Audi RS4 mule 1
Audi‘s all-new, fifth-generation A4 range has only just landed in showrooms, but already we’ve spotted the much racier ‘RS’ version out in the wild. Our exclusive image (below) shows what to expect, and Auto Express can reveal that the existing Audi RS4 Avant, and the subsequent RS5 Coupe, will use a forced-induction V6.
• New Audi A4 review
Following on from the recently-revealed 2016 S4, the RS4 will take that car’s 3.0-litre direct-injection V6 and use new electric turbocharging tech to beef it up to around 480bhp. Both torque and efficiency should be improved greatly over the old, 444bhp 4.2-litre V8.
Audi RS4 mule 2
To the untrained eye this prototype, spotted just outside the Nurburgring, is simply the S4 Avant. It even retains the badging to throw snappers off the scent. But look closer and you’ll spot the extended wheelarches from the RS stable. The fact this is also a load-lugger suggests that again we won’t see an RS4 saloon, but an RS5 coupe is more than likely.
Dr Ulrich Hackenberg, Audi’s head of technical development, explained that a small electric turbocharger can provide instant boost lower down in the rev range as it isn’t driven off exhaust gasses. This then ‘fills in the gap’ until a much larger traditional turbo has spooled up to provide large boost levels for surging top end performance.

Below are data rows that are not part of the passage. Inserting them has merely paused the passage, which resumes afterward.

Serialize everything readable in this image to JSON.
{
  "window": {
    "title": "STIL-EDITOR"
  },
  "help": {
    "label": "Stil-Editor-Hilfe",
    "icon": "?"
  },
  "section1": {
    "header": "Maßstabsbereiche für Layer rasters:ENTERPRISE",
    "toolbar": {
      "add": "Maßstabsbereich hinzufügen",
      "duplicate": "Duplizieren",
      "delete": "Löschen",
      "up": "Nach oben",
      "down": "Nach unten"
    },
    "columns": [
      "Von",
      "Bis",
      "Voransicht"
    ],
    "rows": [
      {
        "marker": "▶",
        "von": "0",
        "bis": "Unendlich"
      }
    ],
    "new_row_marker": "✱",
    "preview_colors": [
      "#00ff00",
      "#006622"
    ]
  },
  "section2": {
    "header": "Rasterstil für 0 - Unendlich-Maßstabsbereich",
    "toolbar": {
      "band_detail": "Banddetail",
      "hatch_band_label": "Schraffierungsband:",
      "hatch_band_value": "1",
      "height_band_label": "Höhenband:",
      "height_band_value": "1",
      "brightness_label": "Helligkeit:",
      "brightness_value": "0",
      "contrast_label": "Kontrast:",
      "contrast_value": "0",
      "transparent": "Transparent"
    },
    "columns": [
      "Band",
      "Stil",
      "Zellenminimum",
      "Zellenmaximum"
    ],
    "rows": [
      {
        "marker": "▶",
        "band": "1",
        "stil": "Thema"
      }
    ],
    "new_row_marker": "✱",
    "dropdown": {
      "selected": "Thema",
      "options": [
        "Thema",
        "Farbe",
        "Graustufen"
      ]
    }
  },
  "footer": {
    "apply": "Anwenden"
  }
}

The electric turbocharger would be powered by batteries which are charged through a generator that recoups lost energy under braking. This makes it a very efficient system. However, the cost of the components are more expensive than using two traditional sequential twin turbochargers – another method of minimising turbo lag.
2016 Audi RS4 rendering
Dr Hakenberg told us: “This electrical system would only be used on the very top end models.”
That’s why the lesser S4 (which could debut as early as the Frankfurt show in September) will only use a single traditional turbocharger, though Dr Hakenberg said: “This car will still produce in excess of 350bhp”.
He wouldn’t state the exact performance planned for the RS4, set to launch some time in 2016, but did admit it wouldn’t quite match the 503bhp Mercedes C63 AMG S because “that car has eight cylinders”. However, it is likely that Audi will try to keep the same power gap between the current RS4 and the S4, which means the next generation range topper could deliver as much as 480bhp.
The ultimate power output of this engine will also be key to another application: the R8. Dr Hakenberg said: “The R8 is a V10 supercar, there will not be a V8 version again. But there are some markets which demand a smaller capacity engine for that car.”
So it’s likely that once again the R8 will share an engine with the RS4, though this model is only likely to be sold in places such as China, where cars are taxed based on cubic capacity rather than emissions.
Now read our full preview of the 2015 Frankfurt Motor Show.